Because everyone is complex, my primary goal in clinical work is to understand the worldview of the person in front of me. I use an intersectional framework to consider how clients might experience life on campus. I also use Relational-Cultural Therapy to help them identify how past experiences may lead them to push others away rather than connecting with them when they’re not feeling well. The goal of this approach is to develop new ideas about relationships from therapy that may help create healthier and longer-lasting relationships. I view building connections to sources that validate a person’s humanity as a powerful way of creating their own healing and developing their best self.
As a supervisor, I utilize the supervisory relationship to support the goals of supervisees in a collaborative and developmentally appropriate manner. I aim to create a supervisory relationship that is warm and genuine and creates opportunities for a supervisee’s growth as a professional. I strive to understand the lenses (i.e., cultural identity, racial identity) through which my supervisee views and makes sense of this complex world, so that we can use this complexity to think about our similarities, our differences, and their impact on shaping our relationships with clients. My hope is to support the development of the next generation of racially conscious and culturally responsive mental health professionals.
My approach to therapy is integrative with a primary foundation in psychodynamic/interpersonal theory and systemic, feminist, and multicultural perspectives. As a supervisor (in many ways similar to my approach as a therapist), I believe an essential part of my role is to create an environment where trainees feel understood and supported. I approach supervision from a developmental perspective, looking at where at a supervisee is at and mutually identifying training and professional development interests, needs and goals.

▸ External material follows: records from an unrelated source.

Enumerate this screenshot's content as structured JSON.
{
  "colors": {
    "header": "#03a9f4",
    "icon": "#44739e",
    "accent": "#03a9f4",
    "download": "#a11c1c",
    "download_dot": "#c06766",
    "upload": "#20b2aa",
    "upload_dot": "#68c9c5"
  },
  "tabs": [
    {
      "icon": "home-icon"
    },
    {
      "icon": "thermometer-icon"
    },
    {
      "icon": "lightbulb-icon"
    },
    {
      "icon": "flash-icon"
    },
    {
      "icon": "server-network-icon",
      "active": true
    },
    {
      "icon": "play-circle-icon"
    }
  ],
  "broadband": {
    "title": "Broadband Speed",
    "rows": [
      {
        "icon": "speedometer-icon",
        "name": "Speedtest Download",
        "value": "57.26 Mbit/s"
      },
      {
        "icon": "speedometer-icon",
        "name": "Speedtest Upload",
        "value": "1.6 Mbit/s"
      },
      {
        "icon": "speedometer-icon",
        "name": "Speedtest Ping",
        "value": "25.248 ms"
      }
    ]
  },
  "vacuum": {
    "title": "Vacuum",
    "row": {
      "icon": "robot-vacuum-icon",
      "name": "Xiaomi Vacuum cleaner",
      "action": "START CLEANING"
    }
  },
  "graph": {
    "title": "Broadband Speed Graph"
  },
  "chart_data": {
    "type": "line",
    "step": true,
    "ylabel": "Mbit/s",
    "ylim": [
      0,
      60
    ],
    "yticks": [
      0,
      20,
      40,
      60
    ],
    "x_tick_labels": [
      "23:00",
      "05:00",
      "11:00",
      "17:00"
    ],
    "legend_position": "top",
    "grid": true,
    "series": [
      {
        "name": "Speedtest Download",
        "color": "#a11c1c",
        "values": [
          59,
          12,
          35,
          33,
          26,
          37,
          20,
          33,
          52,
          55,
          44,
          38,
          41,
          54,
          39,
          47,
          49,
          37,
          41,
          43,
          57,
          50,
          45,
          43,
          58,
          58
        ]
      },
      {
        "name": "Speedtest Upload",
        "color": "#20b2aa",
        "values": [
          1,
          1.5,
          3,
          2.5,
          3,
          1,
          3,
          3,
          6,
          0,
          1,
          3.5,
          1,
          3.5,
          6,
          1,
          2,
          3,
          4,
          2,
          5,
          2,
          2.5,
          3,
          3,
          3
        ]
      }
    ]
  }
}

I strive to seek a balance of supporting and appropriately challenging and value having an open and collaborative relationship.Associate Director for Training|
I approach therapy from an integrative perceptive, which entails components of Cognitive Behavioral, Adlerian, Humanistic, and Interpersonal Process. I firmly believe in the utilization of a collaborative approach in my work with clients to help them explore and address underlying factors that may cause distress. Adlerian theory stresses the significance of social interest and community as part of its core tenets. I approach supervision using the integrative developmental model and a collaborative approach. My work with supervisees entails developing and/or exploring supervision goals, exploring diversity, addressing ethical considerations and creating an environment to help them reflect on growth and improvement as part of their journey in becoming clinicians.